→ **Exercise objective**:
From first line to last, output the records below exactly.

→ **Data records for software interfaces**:
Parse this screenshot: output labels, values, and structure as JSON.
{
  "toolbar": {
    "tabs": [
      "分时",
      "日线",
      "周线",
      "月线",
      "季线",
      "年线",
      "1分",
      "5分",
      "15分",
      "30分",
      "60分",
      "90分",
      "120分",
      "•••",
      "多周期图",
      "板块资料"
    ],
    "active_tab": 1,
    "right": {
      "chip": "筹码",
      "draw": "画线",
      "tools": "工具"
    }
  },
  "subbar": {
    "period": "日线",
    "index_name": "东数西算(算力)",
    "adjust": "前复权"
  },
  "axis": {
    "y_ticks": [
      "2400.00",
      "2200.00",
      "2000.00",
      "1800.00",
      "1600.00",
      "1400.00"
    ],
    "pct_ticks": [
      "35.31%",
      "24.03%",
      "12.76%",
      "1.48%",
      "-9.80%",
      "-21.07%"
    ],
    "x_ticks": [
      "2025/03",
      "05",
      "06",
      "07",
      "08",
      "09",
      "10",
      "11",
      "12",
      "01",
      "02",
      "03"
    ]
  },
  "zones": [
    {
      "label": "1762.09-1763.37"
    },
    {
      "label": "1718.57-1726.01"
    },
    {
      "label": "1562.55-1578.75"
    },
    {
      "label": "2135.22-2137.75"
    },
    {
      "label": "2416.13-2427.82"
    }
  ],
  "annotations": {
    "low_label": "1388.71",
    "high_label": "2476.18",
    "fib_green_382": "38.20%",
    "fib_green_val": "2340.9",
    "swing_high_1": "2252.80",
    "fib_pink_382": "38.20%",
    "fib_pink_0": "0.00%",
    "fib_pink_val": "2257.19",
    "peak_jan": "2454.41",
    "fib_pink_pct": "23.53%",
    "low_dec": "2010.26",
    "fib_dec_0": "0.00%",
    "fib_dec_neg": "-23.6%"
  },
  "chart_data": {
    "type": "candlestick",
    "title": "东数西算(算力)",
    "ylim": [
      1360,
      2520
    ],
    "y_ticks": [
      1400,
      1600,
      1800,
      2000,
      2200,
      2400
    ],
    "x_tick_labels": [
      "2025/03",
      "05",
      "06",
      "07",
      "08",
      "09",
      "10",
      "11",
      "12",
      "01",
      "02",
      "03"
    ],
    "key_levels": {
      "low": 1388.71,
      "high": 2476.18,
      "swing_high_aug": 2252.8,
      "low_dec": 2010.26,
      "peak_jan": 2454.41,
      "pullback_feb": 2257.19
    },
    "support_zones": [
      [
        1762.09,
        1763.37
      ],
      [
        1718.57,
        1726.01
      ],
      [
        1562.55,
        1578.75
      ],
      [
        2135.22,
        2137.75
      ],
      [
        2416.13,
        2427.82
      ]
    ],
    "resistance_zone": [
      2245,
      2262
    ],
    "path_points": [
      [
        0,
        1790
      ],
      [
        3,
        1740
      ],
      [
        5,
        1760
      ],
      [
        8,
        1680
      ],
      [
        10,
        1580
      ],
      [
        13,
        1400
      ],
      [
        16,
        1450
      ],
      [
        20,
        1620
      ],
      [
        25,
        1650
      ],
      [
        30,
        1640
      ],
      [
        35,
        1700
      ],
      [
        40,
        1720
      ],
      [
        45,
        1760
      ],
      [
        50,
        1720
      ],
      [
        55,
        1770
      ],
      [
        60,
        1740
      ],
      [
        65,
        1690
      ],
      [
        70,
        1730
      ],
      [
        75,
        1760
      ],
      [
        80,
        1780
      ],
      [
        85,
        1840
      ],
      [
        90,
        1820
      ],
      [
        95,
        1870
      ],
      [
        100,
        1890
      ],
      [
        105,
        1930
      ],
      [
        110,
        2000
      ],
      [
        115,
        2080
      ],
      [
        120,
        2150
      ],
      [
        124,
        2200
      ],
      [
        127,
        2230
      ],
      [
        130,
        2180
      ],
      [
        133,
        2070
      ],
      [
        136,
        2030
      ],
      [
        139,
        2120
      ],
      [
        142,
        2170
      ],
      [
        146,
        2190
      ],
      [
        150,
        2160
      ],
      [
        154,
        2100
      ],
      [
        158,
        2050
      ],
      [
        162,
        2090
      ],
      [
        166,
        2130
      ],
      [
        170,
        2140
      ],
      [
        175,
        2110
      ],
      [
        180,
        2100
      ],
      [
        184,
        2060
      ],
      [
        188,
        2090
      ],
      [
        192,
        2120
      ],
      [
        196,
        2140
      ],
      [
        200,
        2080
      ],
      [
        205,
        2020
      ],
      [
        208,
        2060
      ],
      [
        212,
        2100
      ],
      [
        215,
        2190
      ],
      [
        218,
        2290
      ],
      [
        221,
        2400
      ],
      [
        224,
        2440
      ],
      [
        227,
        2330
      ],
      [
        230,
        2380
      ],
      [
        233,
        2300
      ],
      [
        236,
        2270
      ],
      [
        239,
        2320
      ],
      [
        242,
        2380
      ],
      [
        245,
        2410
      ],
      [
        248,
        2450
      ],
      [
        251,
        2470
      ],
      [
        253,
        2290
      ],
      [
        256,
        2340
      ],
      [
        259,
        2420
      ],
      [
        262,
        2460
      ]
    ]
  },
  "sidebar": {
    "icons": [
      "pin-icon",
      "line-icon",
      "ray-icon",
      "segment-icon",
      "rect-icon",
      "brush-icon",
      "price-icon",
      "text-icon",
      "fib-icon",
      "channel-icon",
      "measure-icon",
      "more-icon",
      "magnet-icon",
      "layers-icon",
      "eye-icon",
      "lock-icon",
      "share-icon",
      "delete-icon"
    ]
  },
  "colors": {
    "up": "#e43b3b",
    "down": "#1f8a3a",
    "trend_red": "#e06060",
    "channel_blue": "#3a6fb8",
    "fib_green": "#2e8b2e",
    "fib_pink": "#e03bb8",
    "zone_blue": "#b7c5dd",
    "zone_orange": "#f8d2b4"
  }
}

→ **Exercise solution**:
Parse this screenshot: output labels, values, and structure as JSON.
{
  "toolbar": {
    "tabs": [
      "分时",
      "日线",
      "周线",
      "月线",
      "季线",
      "年线",
      "1分",
      "5分",
      "15分",
      "30分",
      "60分",
      "90分",
      "120分",
      "•••",
      "多周期图",
      "板块资料"
    ],
    "active_tab": 1,
    "right": {
      "chip": "筹码",
      "draw": "画线",
      "tools": "工具"
    }
  },
  "subbar": {
    "period": "日线",
    "index_name": "东数西算(算力)",
    "adjust": "前复权"
  },
  "axis": {
    "y_ticks": [
      "2400.00",
      "2200.00",
      "2000.00",
      "1800.00",
      "1600.00",
      "1400.00"
    ],
    "pct_ticks": [
      "35.31%",
      "24.03%",
      "12.76%",
      "1.48%",
      "-9.80%",
      "-21.07%"
    ],
    "x_ticks": [
      "2025/03",
      "05",
      "06",
      "07",
      "08",
      "09",
      "10",
      "11",
      "12",
      "01",
      "02",
      "03"
    ]
  },
  "zones": [
    {
      "label": "1762.09-1763.37"
    },
    {
      "label": "1718.57-1726.01"
    },
    {
      "label": "1562.55-1578.75"
    },
    {
      "label": "2135.22-2137.75"
    },
    {
      "label": "2416.13-2427.82"
    }
  ],
  "annotations": {
    "low_label": "1388.71",
    "high_label": "2476.18",
    "fib_green_382": "38.20%",
    "fib_green_val": "2340.9",
    "swing_high_1": "2252.80",
    "fib_pink_382": "38.20%",
    "fib_pink_0": "0.00%",
    "fib_pink_val": "2257.19",
    "peak_jan": "2454.41",
    "fib_pink_pct": "23.53%",
    "low_dec": "2010.26",
    "fib_dec_0": "0.00%",
    "fib_dec_neg": "-23.6%"
  },
  "chart_data": {
    "type": "candlestick",
    "title": "东数西算(算力)",
    "ylim": [
      1360,
      2520
    ],
    "y_ticks": [
      1400,
      1600,
      1800,
      2000,
      2200,
      2400
    ],
    "x_tick_labels": [
      "2025/03",
      "05",
      "06",
      "07",
      "08",
      "09",
      "10",
      "11",
      "12",
      "01",
      "02",
      "03"
    ],
    "key_levels": {
      "low": 1388.71,
      "high": 2476.18,
      "swing_high_aug": 2252.8,
      "low_dec": 2010.26,
      "peak_jan": 2454.41,
      "pullback_feb": 2257.19
    },
    "support_zones": [
      [
        1762.09,
        1763.37
      ],
      [
        1718.57,
        1726.01
      ],
      [
        1562.55,
        1578.75
      ],
      [
        2135.22,
        2137.75
      ],
      [
        2416.13,
        2427.82
      ]
    ],
    "resistance_zone": [
      2245,
      2262
    ],
    "path_points": [
      [
        0,
        1790
      ],
      [
        3,
        1740
      ],
      [
        5,
        1760
      ],
      [
        8,
        1680
      ],
      [
        10,
        1580
      ],
      [
        13,
        1400
      ],
      [
        16,
        1450
      ],
      [
        20,
        1620
      ],
      [
        25,
        1650
      ],
      [
        30,
        1640
      ],
      [
        35,
        1700
      ],
      [
        40,
        1720
      ],
      [
        45,
        1760
      ],
      [
        50,
        1720
      ],
      [
        55,
        1770
      ],
      [
        60,
        1740
      ],
      [
        65,
        1690
      ],
      [
        70,
        1730
      ],
      [
        75,
        1760
      ],
      [
        80,
        1780
      ],
      [
        85,
        1840
      ],
      [
        90,
        1820
      ],
      [
        95,
        1870
      ],
      [
        100,
        1890
      ],
      [
        105,
        1930
      ],
      [
        110,
        2000
      ],
      [
        115,
        2080
      ],
      [
        120,
        2150
      ],
      [
        124,
        2200
      ],
      [
        127,
        2230
      ],
      [
        130,
        2180
      ],
      [
        133,
        2070
      ],
      [
        136,
        2030
      ],
      [
        139,
        2120
      ],
      [
        142,
        2170
      ],
      [
        146,
        2190
      ],
      [
        150,
        2160
      ],
      [
        154,
        2100
      ],
      [
        158,
        2050
      ],
      [
        162,
        2090
      ],
      [
        166,
        2130
      ],
      [
        170,
        2140
      ],
      [
        175,
        2110
      ],
      [
        180,
        2100
      ],
      [
        184,
        2060
      ],
      [
        188,
        2090
      ],
      [
        192,
        2120
      ],
      [
        196,
        2140
      ],
      [
        200,
        2080
      ],
      [
        205,
        2020
      ],
      [
        208,
        2060
      ],
      [
        212,
        2100
      ],
      [
        215,
        2190
      ],
      [
        218,
        2290
      ],
      [
        221,
        2400
      ],
      [
        224,
        2440
      ],
      [
        227,
        2330
      ],
      [
        230,
        2380
      ],
      [
        233,
        2300
      ],
      [
        236,
        2270
      ],
      [
        239,
        2320
      ],
      [
        242,
        2380
      ],
      [
        245,
        2410
      ],
      [
        248,
        2450
      ],
      [
        251,
        2470
      ],
      [
        253,
        2290
      ],
      [
        256,
        2340
      ],
      [
        259,
        2420
      ],
      [
        262,
        2460
      ]
    ]
  },
  "sidebar": {
    "icons": [
      "pin-icon",
      "line-icon",
      "ray-icon",
      "segment-icon",
      "rect-icon",
      "brush-icon",
      "price-icon",
      "text-icon",
      "fib-icon",
      "channel-icon",
      "measure-icon",
      "more-icon",
      "magnet-icon",
      "layers-icon",
      "eye-icon",
      "lock-icon",
      "share-icon",
      "delete-icon"
    ]
  },
  "colors": {
    "up": "#e43b3b",
    "down": "#1f8a3a",
    "trend_red": "#e06060",
    "channel_blue": "#3a6fb8",
    "fib_green": "#2e8b2e",
    "fib_pink": "#e03bb8",
    "zone_blue": "#b7c5dd",
    "zone_orange": "#f8d2b4"
  }
}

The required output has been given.